A Roadster for Every Wallet
A bumper crop of fun and affordable sports cars hits showrooms.
Don't be embarrassed: That urge for a roadster is perfectly natural. You've reached the point when you're not completely committed to carpooling or chauffeuring, so you can have fun behind the wheel. Yes, you see plenty of singles and young, kidless couples in two-seaters, but most are sold to forty- and fiftysomething men at the peak of their earning power. The average income of these roadster-ripe buyers is more than $100,000, according to R.L. Polk & Co., an automotive-research company.
And there have never been more good, reasonably priced two-seat convertibles -- including the newest kid on the block, the Saturn Sky, which will take you from zero to 60 miles per hour in less than 5.7 seconds, and for less than $30,000.
The Sky has an appealing, curvy front end, muscular, flared fenders and a pert backside. The look is topped off by imposing 18-inch aluminum wheels. The rumble of the exhaust is empowering, guaranteed to remind you of when you spent at least three-fourths of your time having fun. The Sky starts at $25,325, or $29,025 for the turbocharged Red Line, which you'll need to crack the six-second barrier.
Picking a roadster is an exercise in trade-offs. The Sky, for example, loses some of its luster when you examine it practically. To open the top, you have to unhook it from the inside (which also opens the trunk), then jump out to stuff the top into the trunk and push down the trunk lid. Going on a weekender with your significant other? Storage almost disappears when the top is down, so you're forced to travel light.
And the 2007 models are basically sold out. If you place an order now, you can expect to wait until the 2008 models arrive (you'll have a similar wait for the Sky's slightly less curvaceous stablemate, the Pontiac Solstice).
Other sports-car trade-offs are just as stark. If you want raw power and enough cargo space to pack for a road trip, you can get a Corvette, but you'll pay $53,000. If you prefer the best value in top-down driving, you want the MX-5 Miata -- but it's the slowest pony in the pack. For midlevel budgets, it's hard to beat the Nissan 350Z's speed, comfort and reliability. But you'll pay extra for insurance because your fellow Z enthusiasts apparently let that speed go to their heads.
Then there's the Porsche Boxster, which combines classic cool with power and pinpoint handling. For Tim Aluise of Washington, D.C., the roadster's charm wore thin after three years because he found his sports-car fling to be high-maintenance. Aluise used the car primarily on city streets, and the stop-and-go driving ground down its thin brake rotors. He and his Porsche made frequent, "very expensive" trips to the shop, he says. Faced with a $1,000 charge to replace his worn tires, he decided to sever ties. Luckily, by that time his midlife crisis had safely passed. He sold the Boxster to his bachelor brother and bought a new Toyota Prius.

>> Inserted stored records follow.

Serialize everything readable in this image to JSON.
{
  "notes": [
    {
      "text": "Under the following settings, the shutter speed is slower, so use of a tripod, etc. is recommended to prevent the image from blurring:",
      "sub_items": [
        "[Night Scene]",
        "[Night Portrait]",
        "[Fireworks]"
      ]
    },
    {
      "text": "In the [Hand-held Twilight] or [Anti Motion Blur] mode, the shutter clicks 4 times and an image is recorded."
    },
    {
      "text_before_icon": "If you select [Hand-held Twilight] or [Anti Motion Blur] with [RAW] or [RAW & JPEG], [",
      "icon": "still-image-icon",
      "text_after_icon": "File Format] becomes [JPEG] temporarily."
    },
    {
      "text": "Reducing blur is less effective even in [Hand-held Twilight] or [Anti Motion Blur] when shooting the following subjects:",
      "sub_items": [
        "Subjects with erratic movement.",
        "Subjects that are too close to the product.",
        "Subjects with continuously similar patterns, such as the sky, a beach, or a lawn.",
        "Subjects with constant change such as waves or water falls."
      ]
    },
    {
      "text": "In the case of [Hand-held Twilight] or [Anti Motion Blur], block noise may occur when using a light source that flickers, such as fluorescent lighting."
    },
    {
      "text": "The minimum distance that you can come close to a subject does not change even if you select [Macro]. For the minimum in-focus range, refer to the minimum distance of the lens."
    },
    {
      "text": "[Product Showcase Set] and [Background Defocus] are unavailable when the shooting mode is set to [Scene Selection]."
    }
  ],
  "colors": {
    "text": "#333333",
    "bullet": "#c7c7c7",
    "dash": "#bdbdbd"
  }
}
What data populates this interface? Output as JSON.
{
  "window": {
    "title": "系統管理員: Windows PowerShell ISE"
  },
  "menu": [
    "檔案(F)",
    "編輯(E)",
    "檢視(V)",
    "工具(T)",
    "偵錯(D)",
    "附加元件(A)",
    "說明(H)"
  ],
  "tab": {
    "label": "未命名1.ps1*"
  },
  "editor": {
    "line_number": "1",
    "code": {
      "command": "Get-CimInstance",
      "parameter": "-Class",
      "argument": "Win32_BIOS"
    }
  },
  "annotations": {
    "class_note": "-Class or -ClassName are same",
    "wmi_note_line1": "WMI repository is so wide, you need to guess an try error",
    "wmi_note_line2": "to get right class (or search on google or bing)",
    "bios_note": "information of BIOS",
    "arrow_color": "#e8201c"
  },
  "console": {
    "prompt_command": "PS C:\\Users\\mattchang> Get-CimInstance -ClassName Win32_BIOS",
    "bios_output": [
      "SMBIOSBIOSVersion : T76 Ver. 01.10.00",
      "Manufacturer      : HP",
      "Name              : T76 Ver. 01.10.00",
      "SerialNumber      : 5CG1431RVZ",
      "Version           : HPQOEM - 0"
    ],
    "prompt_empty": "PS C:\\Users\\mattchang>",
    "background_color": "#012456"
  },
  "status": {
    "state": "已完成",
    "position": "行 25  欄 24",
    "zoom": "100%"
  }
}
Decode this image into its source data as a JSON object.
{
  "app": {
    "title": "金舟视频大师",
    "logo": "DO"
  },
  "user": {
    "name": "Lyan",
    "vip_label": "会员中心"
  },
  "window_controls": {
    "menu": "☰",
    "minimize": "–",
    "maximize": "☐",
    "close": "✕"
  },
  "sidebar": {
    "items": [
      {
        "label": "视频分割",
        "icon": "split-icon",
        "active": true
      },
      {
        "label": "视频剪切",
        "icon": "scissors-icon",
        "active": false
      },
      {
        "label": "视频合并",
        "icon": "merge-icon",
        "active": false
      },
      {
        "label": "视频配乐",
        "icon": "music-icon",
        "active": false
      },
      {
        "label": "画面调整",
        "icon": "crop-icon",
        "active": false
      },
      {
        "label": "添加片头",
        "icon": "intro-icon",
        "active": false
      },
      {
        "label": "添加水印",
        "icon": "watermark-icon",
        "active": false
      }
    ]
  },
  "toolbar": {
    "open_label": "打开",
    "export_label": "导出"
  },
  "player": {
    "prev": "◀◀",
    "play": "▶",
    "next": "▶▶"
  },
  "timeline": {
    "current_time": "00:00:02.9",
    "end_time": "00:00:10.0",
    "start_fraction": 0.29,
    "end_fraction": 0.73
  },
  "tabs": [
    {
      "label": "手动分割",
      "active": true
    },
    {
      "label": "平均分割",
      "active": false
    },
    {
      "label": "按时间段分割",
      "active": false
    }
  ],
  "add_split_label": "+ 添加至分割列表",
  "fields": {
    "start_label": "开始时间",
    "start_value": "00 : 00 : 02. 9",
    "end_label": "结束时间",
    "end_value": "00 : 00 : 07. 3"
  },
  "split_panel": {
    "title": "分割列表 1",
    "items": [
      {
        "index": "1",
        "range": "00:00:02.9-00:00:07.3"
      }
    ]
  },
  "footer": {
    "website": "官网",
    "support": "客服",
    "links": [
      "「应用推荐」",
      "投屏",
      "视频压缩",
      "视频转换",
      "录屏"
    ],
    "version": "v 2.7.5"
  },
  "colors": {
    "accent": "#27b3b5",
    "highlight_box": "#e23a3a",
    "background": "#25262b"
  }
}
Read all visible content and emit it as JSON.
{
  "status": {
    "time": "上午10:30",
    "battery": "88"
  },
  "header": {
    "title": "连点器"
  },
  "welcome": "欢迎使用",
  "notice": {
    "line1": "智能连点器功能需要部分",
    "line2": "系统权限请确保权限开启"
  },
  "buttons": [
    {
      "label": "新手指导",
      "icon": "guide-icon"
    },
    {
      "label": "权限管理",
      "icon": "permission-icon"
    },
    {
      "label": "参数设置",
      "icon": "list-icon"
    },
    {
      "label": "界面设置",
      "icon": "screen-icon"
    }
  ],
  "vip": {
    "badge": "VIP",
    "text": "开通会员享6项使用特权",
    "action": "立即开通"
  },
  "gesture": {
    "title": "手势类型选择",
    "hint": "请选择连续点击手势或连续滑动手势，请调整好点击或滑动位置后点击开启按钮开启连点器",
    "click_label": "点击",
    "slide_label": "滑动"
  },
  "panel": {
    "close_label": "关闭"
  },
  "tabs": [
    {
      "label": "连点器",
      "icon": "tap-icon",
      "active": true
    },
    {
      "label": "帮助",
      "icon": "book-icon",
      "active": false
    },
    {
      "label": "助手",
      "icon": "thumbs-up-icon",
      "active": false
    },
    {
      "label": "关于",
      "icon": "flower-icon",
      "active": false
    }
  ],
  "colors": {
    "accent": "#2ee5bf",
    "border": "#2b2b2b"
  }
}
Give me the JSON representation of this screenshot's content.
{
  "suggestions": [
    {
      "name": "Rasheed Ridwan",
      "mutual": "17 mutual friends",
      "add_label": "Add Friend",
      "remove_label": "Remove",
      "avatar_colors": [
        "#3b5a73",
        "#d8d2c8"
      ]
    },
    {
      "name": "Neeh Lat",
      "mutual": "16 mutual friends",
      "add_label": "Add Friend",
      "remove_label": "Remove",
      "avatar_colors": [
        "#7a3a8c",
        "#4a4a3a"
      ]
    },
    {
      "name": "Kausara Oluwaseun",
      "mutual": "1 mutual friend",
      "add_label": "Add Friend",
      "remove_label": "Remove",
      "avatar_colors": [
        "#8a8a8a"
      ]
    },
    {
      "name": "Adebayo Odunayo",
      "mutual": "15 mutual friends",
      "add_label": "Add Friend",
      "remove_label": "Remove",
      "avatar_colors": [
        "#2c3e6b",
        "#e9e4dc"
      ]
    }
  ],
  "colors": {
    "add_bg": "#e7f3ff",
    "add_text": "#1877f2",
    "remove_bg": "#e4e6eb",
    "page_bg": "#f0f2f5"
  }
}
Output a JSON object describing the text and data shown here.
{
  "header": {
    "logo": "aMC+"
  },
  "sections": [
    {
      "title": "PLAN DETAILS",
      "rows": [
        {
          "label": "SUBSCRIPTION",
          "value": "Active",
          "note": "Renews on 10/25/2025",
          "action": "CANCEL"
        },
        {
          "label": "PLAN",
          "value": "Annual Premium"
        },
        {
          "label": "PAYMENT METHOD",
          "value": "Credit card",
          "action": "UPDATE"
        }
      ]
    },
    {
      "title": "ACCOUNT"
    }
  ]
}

But roadsters as a group post better-than-average resale values, according to Automotive Lease Guide. The Corvette, expected to be worth 55% of its sticker price after three years and 41% after five years, is tops. The Porsche Boxster has the lowest projected resale value of the bunch: 48% after three years and 33% after five.